◆ Task instructions:
Your reply should consist of the listing, copied exactly.

= Beginning of Section =

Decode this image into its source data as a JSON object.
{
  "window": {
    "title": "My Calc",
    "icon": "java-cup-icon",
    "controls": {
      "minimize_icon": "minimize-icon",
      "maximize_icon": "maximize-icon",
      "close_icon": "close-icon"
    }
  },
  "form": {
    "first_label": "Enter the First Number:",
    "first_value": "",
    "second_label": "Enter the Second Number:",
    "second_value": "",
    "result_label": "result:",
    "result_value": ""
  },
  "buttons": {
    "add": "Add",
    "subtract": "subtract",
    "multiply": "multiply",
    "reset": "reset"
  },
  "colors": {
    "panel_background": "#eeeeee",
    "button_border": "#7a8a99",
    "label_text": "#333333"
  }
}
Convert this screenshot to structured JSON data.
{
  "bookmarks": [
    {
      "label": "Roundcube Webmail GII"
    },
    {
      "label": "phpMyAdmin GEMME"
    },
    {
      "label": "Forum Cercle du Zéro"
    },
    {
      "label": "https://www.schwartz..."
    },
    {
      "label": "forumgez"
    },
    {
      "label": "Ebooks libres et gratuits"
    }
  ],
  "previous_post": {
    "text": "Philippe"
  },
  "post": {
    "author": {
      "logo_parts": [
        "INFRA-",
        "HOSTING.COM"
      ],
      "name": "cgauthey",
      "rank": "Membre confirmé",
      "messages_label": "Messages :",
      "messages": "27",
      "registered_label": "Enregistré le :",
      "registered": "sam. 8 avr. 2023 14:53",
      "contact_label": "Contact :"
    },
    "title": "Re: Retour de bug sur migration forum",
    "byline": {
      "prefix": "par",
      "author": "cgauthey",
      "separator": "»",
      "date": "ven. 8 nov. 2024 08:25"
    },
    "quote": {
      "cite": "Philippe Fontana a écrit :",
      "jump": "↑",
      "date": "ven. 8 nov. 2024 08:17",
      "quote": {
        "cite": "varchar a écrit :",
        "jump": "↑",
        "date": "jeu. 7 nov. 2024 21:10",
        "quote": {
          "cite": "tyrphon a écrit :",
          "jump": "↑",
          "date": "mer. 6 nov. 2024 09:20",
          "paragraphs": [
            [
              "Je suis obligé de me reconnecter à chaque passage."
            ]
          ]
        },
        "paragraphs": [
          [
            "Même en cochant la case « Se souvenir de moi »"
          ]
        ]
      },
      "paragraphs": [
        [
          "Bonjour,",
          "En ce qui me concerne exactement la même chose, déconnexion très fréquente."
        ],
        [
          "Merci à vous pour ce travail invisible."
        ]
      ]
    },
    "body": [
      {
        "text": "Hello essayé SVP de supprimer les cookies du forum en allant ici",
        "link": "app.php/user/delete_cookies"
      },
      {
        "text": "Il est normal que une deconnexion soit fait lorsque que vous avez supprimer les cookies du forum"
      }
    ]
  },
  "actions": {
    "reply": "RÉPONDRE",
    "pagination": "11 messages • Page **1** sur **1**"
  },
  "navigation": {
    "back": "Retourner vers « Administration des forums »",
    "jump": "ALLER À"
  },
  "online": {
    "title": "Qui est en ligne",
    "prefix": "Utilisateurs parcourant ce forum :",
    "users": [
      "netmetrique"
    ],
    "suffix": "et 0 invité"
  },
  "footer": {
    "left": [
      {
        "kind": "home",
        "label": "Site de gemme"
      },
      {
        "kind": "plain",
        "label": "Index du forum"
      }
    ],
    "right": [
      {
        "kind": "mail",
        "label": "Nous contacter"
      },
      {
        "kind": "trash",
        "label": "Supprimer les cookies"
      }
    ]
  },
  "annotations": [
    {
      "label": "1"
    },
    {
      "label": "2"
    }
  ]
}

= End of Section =

◆ Solution to this exercise:
Decode this image into its source data as a JSON object.
{
  "window": {
    "title": "My Calc",
    "icon": "java-cup-icon",
    "controls": {
      "minimize_icon": "minimize-icon",
      "maximize_icon": "maximize-icon",
      "close_icon": "close-icon"
    }
  },
  "form": {
    "first_label": "Enter the First Number:",
    "first_value": "",
    "second_label": "Enter the Second Number:",
    "second_value": "",
    "result_label": "result:",
    "result_value": ""
  },
  "buttons": {
    "add": "Add",
    "subtract": "subtract",
    "multiply": "multiply",
    "reset": "reset"
  },
  "colors": {
    "panel_background": "#eeeeee",
    "button_border": "#7a8a99",
    "label_text": "#333333"
  }
}
Convert this screenshot to structured JSON data.
{
  "bookmarks": [
    {
      "label": "Roundcube Webmail GII"
    },
    {
      "label": "phpMyAdmin GEMME"
    },
    {
      "label": "Forum Cercle du Zéro"
    },
    {
      "label": "https://www.schwartz..."
    },
    {
      "label": "forumgez"
    },
    {
      "label": "Ebooks libres et gratuits"
    }
  ],
  "previous_post": {
    "text": "Philippe"
  },
  "post": {
    "author": {
      "logo_parts": [
        "INFRA-",
        "HOSTING.COM"
      ],
      "name": "cgauthey",
      "rank": "Membre confirmé",
      "messages_label": "Messages :",
      "messages": "27",
      "registered_label": "Enregistré le :",
      "registered": "sam. 8 avr. 2023 14:53",
      "contact_label": "Contact :"
    },
    "title": "Re: Retour de bug sur migration forum",
    "byline": {
      "prefix": "par",
      "author": "cgauthey",
      "separator": "»",
      "date": "ven. 8 nov. 2024 08:25"
    },
    "quote": {
      "cite": "Philippe Fontana a écrit :",
      "jump": "↑",
      "date": "ven. 8 nov. 2024 08:17",
      "quote": {
        "cite": "varchar a écrit :",
        "jump": "↑",
        "date": "jeu. 7 nov. 2024 21:10",
        "quote": {
          "cite": "tyrphon a écrit :",
          "jump": "↑",
          "date": "mer. 6 nov. 2024 09:20",
          "paragraphs": [
            [
              "Je suis obligé de me reconnecter à chaque passage."
            ]
          ]
        },
        "paragraphs": [
          [
            "Même en cochant la case « Se souvenir de moi »"
          ]
        ]
      },
      "paragraphs": [
        [
          "Bonjour,",
          "En ce qui me concerne exactement la même chose, déconnexion très fréquente."
        ],
        [
          "Merci à vous pour ce travail invisible."
        ]
      ]
    },
    "body": [
      {
        "text": "Hello essayé SVP de supprimer les cookies du forum en allant ici",
        "link": "app.php/user/delete_cookies"
      },
      {
        "text": "Il est normal que une deconnexion soit fait lorsque que vous avez supprimer les cookies du forum"
      }
    ]
  },
  "actions": {
    "reply": "RÉPONDRE",
    "pagination": "11 messages • Page **1** sur **1**"
  },
  "navigation": {
    "back": "Retourner vers « Administration des forums »",
    "jump": "ALLER À"
  },
  "online": {
    "title": "Qui est en ligne",
    "prefix": "Utilisateurs parcourant ce forum :",
    "users": [
      "netmetrique"
    ],
    "suffix": "et 0 invité"
  },
  "footer": {
    "left": [
      {
        "kind": "home",
        "label": "Site de gemme"
      },
      {
        "kind": "plain",
        "label": "Index du forum"
      }
    ],
    "right": [
      {
        "kind": "mail",
        "label": "Nous contacter"
      },
      {
        "kind": "trash",
        "label": "Supprimer les cookies"
      }
    ]
  },
  "annotations": [
    {
      "label": "1"
    },
    {
      "label": "2"
    }
  ]
}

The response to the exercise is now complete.